Start Your Free Trial

This is the 1st of your 3 free articles

Become a member for unlimited website access and more.

FREE TRIAL Available!

Learn More

Already a member? Sign in to continue reading

Charlie Byrd: For Louis

JazzTimes may earn a small commission if you buy something using one of the retail links in our articles. JazzTimes does not accept money for any editorial recommendations. Read more about our policy here. Thanks for supporting JazzTimes.

When Charlie Byrd passed away at the end of 1999, he left a unique legacy that included having played instrumental roles in helping introduce the nylon-string guitar to jazz and bossa nova to North America. Although he enjoyed a great deal of popularity over the course of his lengthy career, his versatility, which encompassed classical, Latin, jazz, blues, country and more, arguably was never fully appreciated due to the subtle, understated nature of his approach.
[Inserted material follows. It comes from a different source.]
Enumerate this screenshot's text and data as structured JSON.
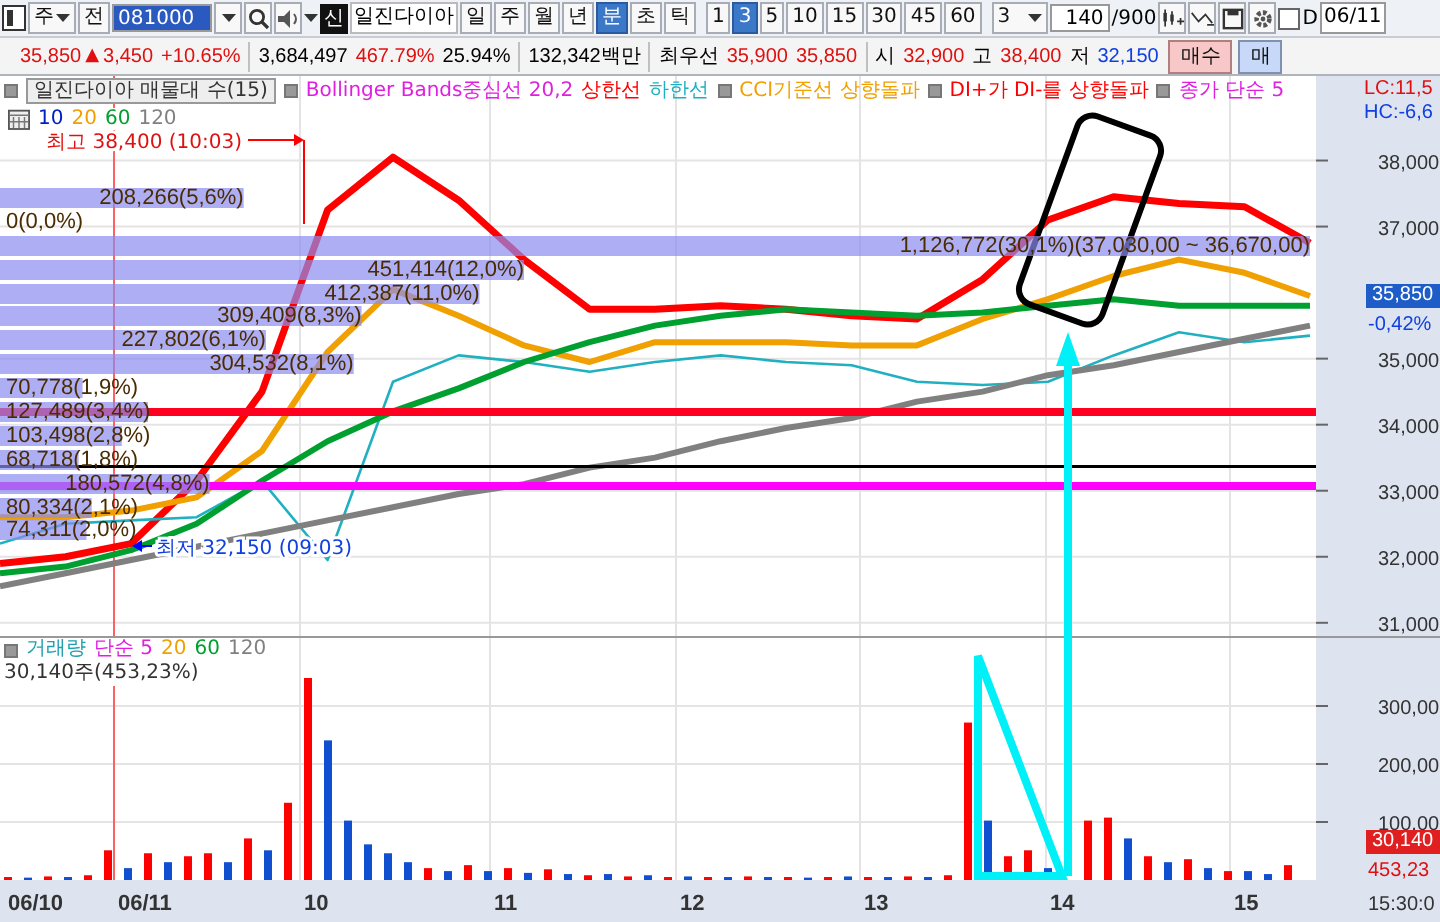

Recorded just months before his death, the material on this CD salutes one of his own idols, Louis Armstrong. It especially exhibits Byrd’s love for great tunes, a theme that ran throughout his recorded work. While he could play appropriately pretty, as he does on “A Kiss to Build a Dream On” and “Autumn in New York,” he could also swing and get lowdown. With able assistance from drummer Chuck Redd, bassist Dennis Irwin and pianist Robert Redd, Byrd grooves his way through “Rosetta” and “Remembering Louis Armstrong,” contributing a couple of very nice blues-tinged solos. And his trademark Latin approach can be enjoyed on “Petite Fleur” and elsewhere.

In addition to being a world-class guitarist, Byrd was a central figure in the greater Washington, D.C., guitar scene, a talented arranger, composer and an all-around decent human being. He is already sorely missed.